and they don't really like the
rhetoric Romney shows."
"The U.S. is a major player in
-world politics," Rackham stu-
dent Ricky Punzalan said. "I feel
like if the wrong person gets the
job, it will dictate the future of
not only the U.S., but the world
stage as well."
When NBC first announced
that Obama won re-election,
cheers erupted across the room.
Students jumped out of their
seats, rushing to embrace their
fellow supporters with hugs of
relief and excitement, or reach-
ing for their phones to compare
reactions with friends and rela-
tives.
Across the street, it was dif-
ficult to shuffle through the
crowd at the State Street Buffalo
Wild Wings, where students in

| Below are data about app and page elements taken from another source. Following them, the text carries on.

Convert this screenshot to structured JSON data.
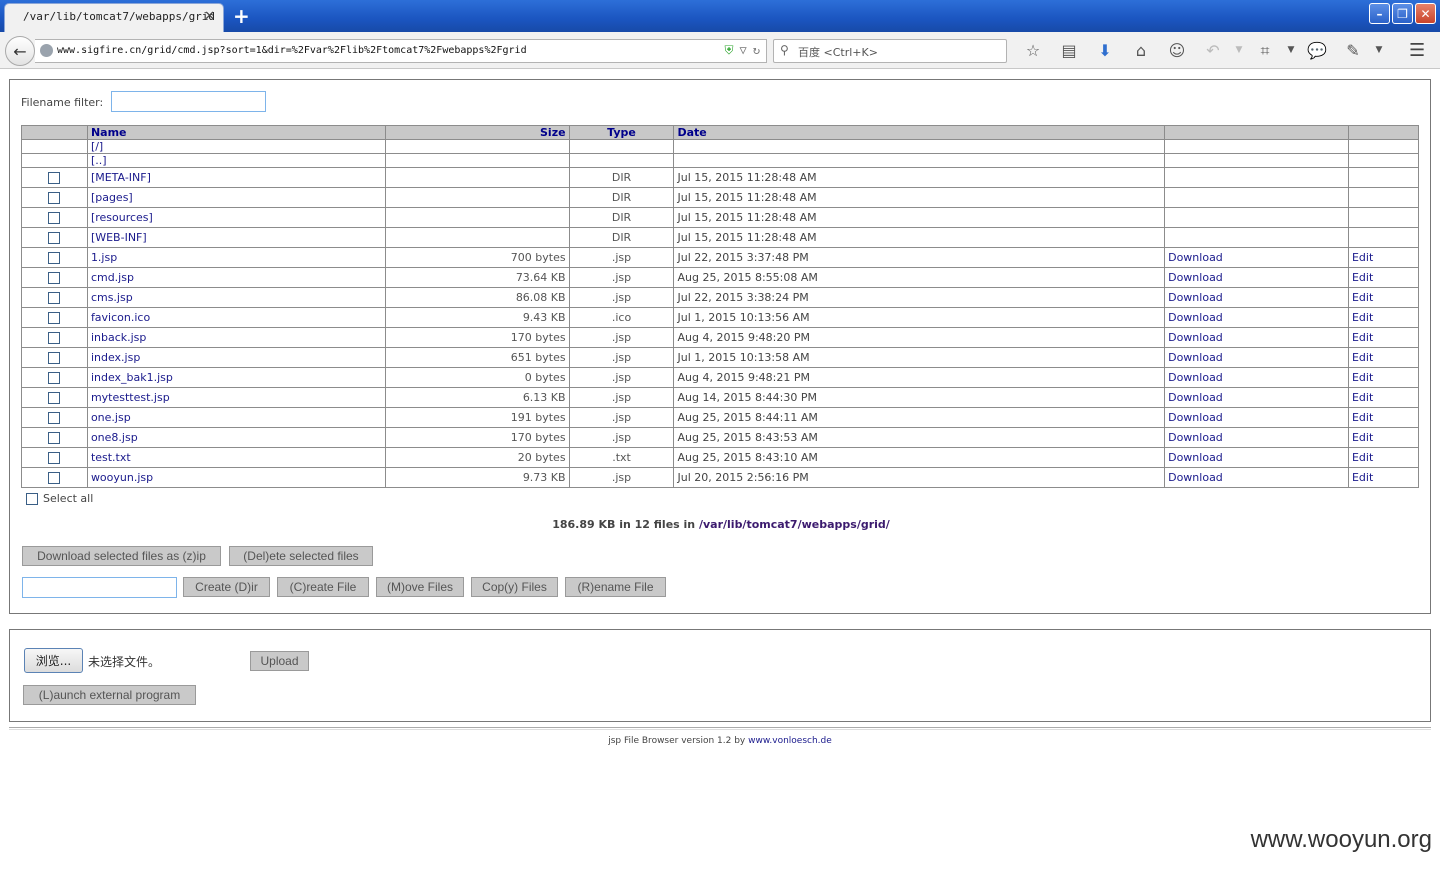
{
  "browser": {
    "tab_title": "/var/lib/tomcat7/webapps/grid",
    "url": "www.sigfire.cn/grid/cmd.jsp?sort=1&dir=%2Fvar%2Flib%2Ftomcat7%2Fwebapps%2Fgrid",
    "search_placeholder": "百度 <Ctrl+K>"
  },
  "filter": {
    "label": "Filename filter:"
  },
  "table": {
    "headers": {
      "name": "Name",
      "size": "Size",
      "type": "Type",
      "date": "Date"
    },
    "root": "[/]",
    "parent": "[..]",
    "rows": [
      {
        "name": "[META-INF]",
        "size": "",
        "type": "DIR",
        "date": "Jul 15, 2015 11:28:48 AM",
        "download": "",
        "edit": ""
      },
      {
        "name": "[pages]",
        "size": "",
        "type": "DIR",
        "date": "Jul 15, 2015 11:28:48 AM",
        "download": "",
        "edit": ""
      },
      {
        "name": "[resources]",
        "size": "",
        "type": "DIR",
        "date": "Jul 15, 2015 11:28:48 AM",
        "download": "",
        "edit": ""
      },
      {
        "name": "[WEB-INF]",
        "size": "",
        "type": "DIR",
        "date": "Jul 15, 2015 11:28:48 AM",
        "download": "",
        "edit": ""
      },
      {
        "name": "1.jsp",
        "size": "700 bytes",
        "type": ".jsp",
        "date": "Jul 22, 2015 3:37:48 PM",
        "download": "Download",
        "edit": "Edit"
      },
      {
        "name": "cmd.jsp",
        "size": "73.64 KB",
        "type": ".jsp",
        "date": "Aug 25, 2015 8:55:08 AM",
        "download": "Download",
        "edit": "Edit"
      },
      {
        "name": "cms.jsp",
        "size": "86.08 KB",
        "type": ".jsp",
        "date": "Jul 22, 2015 3:38:24 PM",
        "download": "Download",
        "edit": "Edit"
      },
      {
        "name": "favicon.ico",
        "size": "9.43 KB",
        "type": ".ico",
        "date": "Jul 1, 2015 10:13:56 AM",
        "download": "Download",
        "edit": "Edit"
      },
      {
        "name": "inback.jsp",
        "size": "170 bytes",
        "type": ".jsp",
        "date": "Aug 4, 2015 9:48:20 PM",
        "download": "Download",
        "edit": "Edit"
      },
      {
        "name": "index.jsp",
        "size": "651 bytes",
        "type": ".jsp",
        "date": "Jul 1, 2015 10:13:58 AM",
        "download": "Download",
        "edit": "Edit"
      },
      {
        "name": "index_bak1.jsp",
        "size": "0 bytes",
        "type": ".jsp",
        "date": "Aug 4, 2015 9:48:21 PM",
        "download": "Download",
        "edit": "Edit"
      },
      {
        "name": "mytesttest.jsp",
        "size": "6.13 KB",
        "type": ".jsp",
        "date": "Aug 14, 2015 8:44:30 PM",
        "download": "Download",
        "edit": "Edit"
      },
      {
        "name": "one.jsp",
        "size": "191 bytes",
        "type": ".jsp",
        "date": "Aug 25, 2015 8:44:11 AM",
        "download": "Download",
        "edit": "Edit"
      },
      {
        "name": "one8.jsp",
        "size": "170 bytes",
        "type": ".jsp",
        "date": "Aug 25, 2015 8:43:53 AM",
        "download": "Download",
        "edit": "Edit"
      },
      {
        "name": "test.txt",
        "size": "20 bytes",
        "type": ".txt",
        "date": "Aug 25, 2015 8:43:10 AM",
        "download": "Download",
        "edit": "Edit"
      },
      {
        "name": "wooyun.jsp",
        "size": "9.73 KB",
        "type": ".jsp",
        "date": "Jul 20, 2015 2:56:16 PM",
        "download": "Download",
        "edit": "Edit"
      }
    ]
  },
  "select_all": "Select all",
  "summary": {
    "text": "186.89 KB in 12 files in ",
    "path": "/var/lib/tomcat7/webapps/grid/"
  },
  "buttons": {
    "download_zip": "Download selected files as (z)ip",
    "delete": "(Del)ete selected files",
    "create_dir": "Create (D)ir",
    "create_file": "(C)reate File",
    "move": "(M)ove Files",
    "copy": "Cop(y) Files",
    "rename": "(R)ename File",
    "browse": "浏览...",
    "upload": "Upload",
    "launch": "(L)aunch external program"
  },
  "upload": {
    "no_file": "未选择文件。"
  },
  "footer": {
    "text": "jsp File Browser version 1.2 by ",
    "link": "www.vonloesch.de"
  },
  "watermark": "www.wooyun.org",
  "colors": {
    "link": "#1a1a8c",
    "header_bg": "#c8c8c8",
    "button_bg": "#c9c9c9",
    "titlebar": "#1b55c0"
  }
}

moving forward.
"(In 2008), we had no direc-
tion - we were headed down
to the pits of hell, let's say that,"
Washington, D.C. resident Clint
McPherson said. "I'm more
excited now because we're going
somewhere. We're going some-
where."
When Montgomery, the Chi-
cago resident who danced in the
aisle, paused to reflect on what
the election meant for the coun-
try, he said Obama's re-election
will change the course of the
country's history.
"This is a referendum on two
views of what the country should
be, and it's very clear, not by just
by the fact that the president won,
that the American people want to
move this country forward in the
way that Obama describes," he
said. "I think that's the bottom
line."
- Daily Staff Reporter
Alicia Adamczyk contributed
reporting from Bowling Green
,Ohio. The Associated Press
also contributed reporting.
the Ford School of Public Policy
gathered together to watch the
results amid the aroma of teri-
yaki chicken wings.
At a table in the back of the
restaurant, Public Policy senior
Matthew Mejia gathered with
fellow policy students to await
the results. Waitresses bustled in
and out to replace plates of wings
between cheers for Obama victo-
ries.
For Mejia, the electric atmo-
sphere harkened back to the
campus excitement of 2008.
"It's a really exciting night
and it's a really important night,"
Mejia said. "You hear the cheers,
you hear the boos. If nothing
else, you can tell that people care
and I think that I think is a really
important thing. That is encour-
aging."
Nearby, Public Policy gradu-
ate student Matt Papadopoulos
sported a Romney/Ryan sticker
as he took in the results.
"Today is an expression of
American democracy1" Papado-
poulos said. "Regardless of what
happens, the American people
had a chance to voice their opin-
ion and I think that's an impor-
tant right that we all have and it's
exciting to be able to use that and
be apart of that process."
Papadopoulos said he is
curious to see how the Obama
administration tackles national
issues over the next few years.
"Washington, D.C. has kind
of been at a stalemate for the
few years," Papadopoulos said.
"Ultimately, we elect our offi-
cials regardless of party or where
they come from - we elect our
officials to do things, not to stop
doing things. And really, that's
something that I would like to see
continue happening, regardless
of specifically what ideology that
might service to."
- Daily Staff Reporters Tui
Rademaker, Danielle Stoppelmann,
Stephanie Dilworth and Carly
Fromm contributed reporting.

Back to Top

© 2021 Regents of the University of Michigan